In the same area we also turned up families of Whitethroat, Stonechat and Meadow Pipit before what at first appeared to be a bird of prey popped into view. Landing briefly it was soon mobbed by smaller birds and we quickly realised that it was in fact a Cuckoo. Not top of anyone’s guest list around here it was quickly chased out of sight. This was shaping up to be an excellent outing and was about to get even better.
Emma was first to spot the Adder basking in full view, a large female we think and the largest individual I’d yet come across. Creeping in we all managed to get some photos, I with considerable lens envy it has to be said, before we realised that there was a second Adder less than a meter away. Intricately beautiful up close they are remarkably good at blending in as we enjoyed spending the next hour or so with these fabulous creatures.

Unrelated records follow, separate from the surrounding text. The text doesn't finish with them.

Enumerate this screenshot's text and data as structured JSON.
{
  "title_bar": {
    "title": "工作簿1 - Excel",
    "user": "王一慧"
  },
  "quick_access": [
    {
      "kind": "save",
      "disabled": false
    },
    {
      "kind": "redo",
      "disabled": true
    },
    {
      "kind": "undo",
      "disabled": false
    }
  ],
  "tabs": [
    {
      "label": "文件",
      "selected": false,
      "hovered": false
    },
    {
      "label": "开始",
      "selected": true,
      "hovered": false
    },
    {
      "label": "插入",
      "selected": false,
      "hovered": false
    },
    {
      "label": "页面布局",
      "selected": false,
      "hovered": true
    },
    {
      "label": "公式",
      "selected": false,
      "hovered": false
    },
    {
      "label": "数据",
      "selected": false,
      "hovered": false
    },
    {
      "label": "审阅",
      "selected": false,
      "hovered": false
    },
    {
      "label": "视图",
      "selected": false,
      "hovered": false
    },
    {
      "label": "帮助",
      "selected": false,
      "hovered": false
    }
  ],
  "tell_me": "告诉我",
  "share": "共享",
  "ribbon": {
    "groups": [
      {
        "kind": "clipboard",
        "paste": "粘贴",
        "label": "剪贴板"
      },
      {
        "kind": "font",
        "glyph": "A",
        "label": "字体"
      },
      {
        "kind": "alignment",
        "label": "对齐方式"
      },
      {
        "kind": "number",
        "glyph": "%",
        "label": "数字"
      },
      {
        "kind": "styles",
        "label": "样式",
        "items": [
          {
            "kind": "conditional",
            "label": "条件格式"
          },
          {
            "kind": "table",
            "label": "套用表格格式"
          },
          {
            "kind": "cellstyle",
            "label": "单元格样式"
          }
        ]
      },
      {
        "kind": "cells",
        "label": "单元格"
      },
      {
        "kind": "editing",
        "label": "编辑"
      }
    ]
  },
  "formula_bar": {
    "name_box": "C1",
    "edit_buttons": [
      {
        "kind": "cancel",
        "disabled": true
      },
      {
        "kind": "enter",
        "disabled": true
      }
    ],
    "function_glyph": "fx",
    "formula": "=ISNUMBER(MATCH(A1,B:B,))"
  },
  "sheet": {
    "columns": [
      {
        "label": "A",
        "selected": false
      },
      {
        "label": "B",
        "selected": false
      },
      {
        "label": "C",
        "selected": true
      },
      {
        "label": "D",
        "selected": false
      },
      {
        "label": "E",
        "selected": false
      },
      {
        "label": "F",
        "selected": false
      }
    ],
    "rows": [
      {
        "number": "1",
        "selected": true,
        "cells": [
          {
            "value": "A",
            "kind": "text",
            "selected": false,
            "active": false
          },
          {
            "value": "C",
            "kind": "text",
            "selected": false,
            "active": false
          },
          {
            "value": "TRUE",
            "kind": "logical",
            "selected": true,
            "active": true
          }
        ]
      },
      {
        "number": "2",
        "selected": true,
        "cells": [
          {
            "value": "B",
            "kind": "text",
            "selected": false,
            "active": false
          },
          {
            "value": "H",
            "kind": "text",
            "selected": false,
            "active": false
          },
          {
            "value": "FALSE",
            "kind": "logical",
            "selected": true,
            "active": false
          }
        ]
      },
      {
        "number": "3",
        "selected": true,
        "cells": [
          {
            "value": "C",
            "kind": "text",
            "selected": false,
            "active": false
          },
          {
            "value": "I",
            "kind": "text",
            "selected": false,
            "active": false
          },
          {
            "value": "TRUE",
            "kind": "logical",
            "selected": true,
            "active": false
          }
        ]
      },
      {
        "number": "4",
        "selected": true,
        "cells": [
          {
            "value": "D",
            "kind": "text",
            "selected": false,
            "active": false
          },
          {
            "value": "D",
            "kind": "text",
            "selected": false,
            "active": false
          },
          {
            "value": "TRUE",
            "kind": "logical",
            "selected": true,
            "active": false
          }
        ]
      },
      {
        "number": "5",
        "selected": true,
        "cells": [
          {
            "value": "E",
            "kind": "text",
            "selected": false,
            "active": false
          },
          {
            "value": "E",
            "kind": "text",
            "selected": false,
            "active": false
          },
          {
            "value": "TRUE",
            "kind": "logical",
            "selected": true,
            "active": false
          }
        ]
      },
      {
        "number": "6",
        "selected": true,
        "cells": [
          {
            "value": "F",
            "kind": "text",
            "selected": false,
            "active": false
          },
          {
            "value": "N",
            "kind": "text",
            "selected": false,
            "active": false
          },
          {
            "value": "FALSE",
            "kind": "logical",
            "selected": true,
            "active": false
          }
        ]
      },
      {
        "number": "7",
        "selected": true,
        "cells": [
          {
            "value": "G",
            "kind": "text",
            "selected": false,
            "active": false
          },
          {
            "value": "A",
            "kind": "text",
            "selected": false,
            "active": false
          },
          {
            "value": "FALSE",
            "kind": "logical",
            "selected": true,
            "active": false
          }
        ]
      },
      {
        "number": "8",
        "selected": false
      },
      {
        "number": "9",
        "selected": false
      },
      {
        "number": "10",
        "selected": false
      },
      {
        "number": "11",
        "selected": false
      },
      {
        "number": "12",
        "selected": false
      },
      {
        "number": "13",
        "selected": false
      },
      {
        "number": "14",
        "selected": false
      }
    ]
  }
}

By the time we dragged ourselves away we reckoned we’d seen four different Adders, two males and two females and all as brilliant as each other. At times they’d been moving within a few inches of our prone bodies, a simply breathtaking experience that has to be experienced to be fully understood. Even better was that they appeared very site loyal, returning time after time to the same sunning spots. This bodes well for repeat visits during our stay and we shall certainly be popping by regularly.
And that wasn’t all. Insects abounded with the most impressive being a Four-spotted Chaser and the most annoying the midges of which I feel we’ll be getting much better acquainted over the coming days. This plethora of life was one of the reasons we were eager to visit during summer this year instead of our more recent October jaunts, not the ideal time to see butterflies by any stretch of the imagination. If the numerous Little Heaths and Dark Green Fritillary were anything to go by there should be good things ahead.
And that was our first day on Mull. With virtually no effort we’d seen both White-tailed and Golden Eagles and had an intimate encounter with Adders. I couldn’t wait to discover what else lay ahead.